Vampires tend to be pale, and often have bluish discoloration in their lips, but at night this is actually very hard to notice. The only fool-proof way to know if your prey is an actual vampire is to catch them in the act of feeding.

This is why I was taught to only EVER engage a vampire after being 100% sure (Remember rule 5?). I cannot tell you how many times I was almost positive that someone was a vampire, but I had to let them go because of the word 'almost'.


Tuesday, June 26, 2012

How to stake a vampire

How do you stake a vampire?
I get this question a lot.

An arc stake, a throwing stake, and a cap stake.
The truth is, staking a vampire is hard. In fact, in most cases taking the thing's head off is a much better option. However, stakes are concealable (most of the time legally) and lighter than a blade. Also, if you know what you're doing and get a good stab in, you can, theoretically, drop a fucker in one hit.
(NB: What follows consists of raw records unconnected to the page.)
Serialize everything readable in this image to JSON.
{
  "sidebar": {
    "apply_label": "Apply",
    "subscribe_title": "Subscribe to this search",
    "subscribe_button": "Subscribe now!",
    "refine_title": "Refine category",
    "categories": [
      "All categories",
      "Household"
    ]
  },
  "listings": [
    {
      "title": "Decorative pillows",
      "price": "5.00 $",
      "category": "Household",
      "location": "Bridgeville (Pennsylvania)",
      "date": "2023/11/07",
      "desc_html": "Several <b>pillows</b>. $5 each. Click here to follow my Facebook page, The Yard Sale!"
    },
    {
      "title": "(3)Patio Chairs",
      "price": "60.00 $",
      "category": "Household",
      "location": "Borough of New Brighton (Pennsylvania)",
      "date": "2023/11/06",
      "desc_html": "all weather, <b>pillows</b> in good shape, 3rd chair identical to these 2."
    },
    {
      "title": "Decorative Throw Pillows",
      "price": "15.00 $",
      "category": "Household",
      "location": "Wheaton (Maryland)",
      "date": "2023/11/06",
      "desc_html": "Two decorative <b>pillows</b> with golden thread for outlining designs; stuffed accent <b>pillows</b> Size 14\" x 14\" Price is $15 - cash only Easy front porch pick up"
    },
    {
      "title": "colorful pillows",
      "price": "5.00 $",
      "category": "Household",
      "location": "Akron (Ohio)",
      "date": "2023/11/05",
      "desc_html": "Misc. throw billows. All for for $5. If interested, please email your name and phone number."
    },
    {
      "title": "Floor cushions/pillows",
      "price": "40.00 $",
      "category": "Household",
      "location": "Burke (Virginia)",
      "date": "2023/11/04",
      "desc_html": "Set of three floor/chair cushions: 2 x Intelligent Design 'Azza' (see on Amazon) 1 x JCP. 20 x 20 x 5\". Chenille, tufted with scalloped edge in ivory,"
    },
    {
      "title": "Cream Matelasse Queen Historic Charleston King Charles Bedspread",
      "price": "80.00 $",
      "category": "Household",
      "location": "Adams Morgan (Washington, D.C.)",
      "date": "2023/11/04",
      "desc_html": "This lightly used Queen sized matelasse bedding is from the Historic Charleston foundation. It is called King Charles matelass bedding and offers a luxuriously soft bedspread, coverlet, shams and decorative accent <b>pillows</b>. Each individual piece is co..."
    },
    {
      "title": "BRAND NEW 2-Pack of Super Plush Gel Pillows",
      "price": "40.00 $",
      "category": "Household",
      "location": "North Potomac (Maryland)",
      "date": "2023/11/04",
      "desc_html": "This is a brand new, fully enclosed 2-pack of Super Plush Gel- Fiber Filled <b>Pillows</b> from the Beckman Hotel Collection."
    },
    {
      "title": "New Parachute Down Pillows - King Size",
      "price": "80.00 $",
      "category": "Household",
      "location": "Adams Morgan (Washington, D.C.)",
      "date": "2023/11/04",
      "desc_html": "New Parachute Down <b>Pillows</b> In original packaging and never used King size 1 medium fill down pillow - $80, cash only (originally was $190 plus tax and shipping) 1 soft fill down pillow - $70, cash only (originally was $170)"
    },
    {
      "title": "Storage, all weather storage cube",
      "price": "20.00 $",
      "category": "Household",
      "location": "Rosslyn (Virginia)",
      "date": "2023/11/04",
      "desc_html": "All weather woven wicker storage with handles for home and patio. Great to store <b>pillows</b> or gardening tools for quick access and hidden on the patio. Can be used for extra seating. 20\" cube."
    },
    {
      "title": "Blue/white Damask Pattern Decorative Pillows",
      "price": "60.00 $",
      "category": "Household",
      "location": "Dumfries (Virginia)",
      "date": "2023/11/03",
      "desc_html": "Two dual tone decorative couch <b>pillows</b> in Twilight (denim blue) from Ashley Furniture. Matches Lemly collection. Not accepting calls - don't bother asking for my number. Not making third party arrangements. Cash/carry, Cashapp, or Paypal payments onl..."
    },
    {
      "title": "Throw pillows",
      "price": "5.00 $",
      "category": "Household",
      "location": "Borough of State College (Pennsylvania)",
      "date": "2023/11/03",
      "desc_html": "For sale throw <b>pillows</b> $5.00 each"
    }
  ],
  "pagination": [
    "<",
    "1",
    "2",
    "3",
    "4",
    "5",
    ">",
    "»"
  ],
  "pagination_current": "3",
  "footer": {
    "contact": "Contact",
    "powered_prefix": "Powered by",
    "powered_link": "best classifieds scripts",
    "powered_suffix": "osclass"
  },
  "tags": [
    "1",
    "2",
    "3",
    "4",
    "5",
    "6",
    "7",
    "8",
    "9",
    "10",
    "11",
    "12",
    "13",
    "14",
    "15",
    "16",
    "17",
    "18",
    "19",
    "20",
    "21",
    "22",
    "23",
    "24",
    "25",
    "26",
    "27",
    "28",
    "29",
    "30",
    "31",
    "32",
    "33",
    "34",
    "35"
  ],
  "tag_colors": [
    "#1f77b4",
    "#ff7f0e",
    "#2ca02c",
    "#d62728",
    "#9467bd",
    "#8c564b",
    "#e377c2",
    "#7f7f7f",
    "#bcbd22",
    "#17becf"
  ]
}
That being said, I have not been able to perform that feat yet. I've tried, but I missed.

First thing you should know is there are different kinds of stakes. I, personally, have three kinds in my box.

Cap Stakes

The first kind of stake is called a "cap stake" They're your basic, traditional stake and they're called cap stakes because if you don't stick a metal cap on them, they will break when you try to hammer them in which is a major inconvenience. These are the kind of stakes hunters have used for centuries. Traditional hunters often were presented with a mallet and stake upon initiation to their local lodge. (This tradition has carried over into modern times in some lodges. My lodge does not do this.)

The problem with a cap stake is twofold. first, they are not an effective weapon and you need to get really lucky if you have a chance in hell of using it effectively. second, the human heart is protected by a wonderful thing called the rib cage. The ribs and sternum are very good at preventing pointy objects from piercing the heart and for this reason, you need a mallet or hammer to drive the fucker in deep enough to paralyze the vampire. (I use the back of my hatchet, personally, because that means I have one less tool to carry.)

Arc Stakes

Arc stakes, or curve stakes, are much more reasonable when it comes to use as a weapon. remember that rib cage I was taking about? Yeah, arc stakes take care of that. The stakes taper slightly, and curve. They're also sort of flat, which does a couple of things: first, it lets you slip them in between ribs easier, and second, it makes them easier to carry. Basically all you have to do with these is jam them in between two of the ribs, usually about five or so inches from the sternum, and push. Push hard. with luck, you can slam the tip into the heart and the vampire will drop. Unfortunately it is not as easy as it sounds, and you may just as easily end up breaking the stake, or just missing completely.

Throwing stakes

I have one of these but I have never seen it work effectively. In fact, I think that anyone who carries a double-sided stake with the expectation it will actually work is entirely too optimistic, or simply expects a vampire's bones to be made of gelatin. I threw mine once, and I felt really dumb when it hit him, square between two ribs, and then hit the ground because there simply was not enough force behind it. So I stopped carrying it, but I keep it in my box because, hey. It's an extra stake.

Other stakes

Look around your room. You've probably got more than a few 'other' stakes around you right now. Chair and table legs, wooden pallets, grandfather clocks, whatever. They make stakes in a pinch, but I'm gonna be honest with you. If you're breaking chair legs as your only weapon, you're probably fucked. End of story.


Tuesday, June 5, 2012


It's been a while, I know.

I am going to be updating this a lot more often and I apologize that this has taken so long.

In reference to recent events, especially in reference to "face-eaters" and "zombies" I want it to be pretty clear that zombies do not exist. They don't.

Now, that's not to say that one of these attacks was not done by a vampire. Because it was. And I am investigating. My entire lodge has been on the alert about this, so you can sleep well. We're on it.

The Hunt - A vampire hunting blog Blogger Templates Designed by productive dreams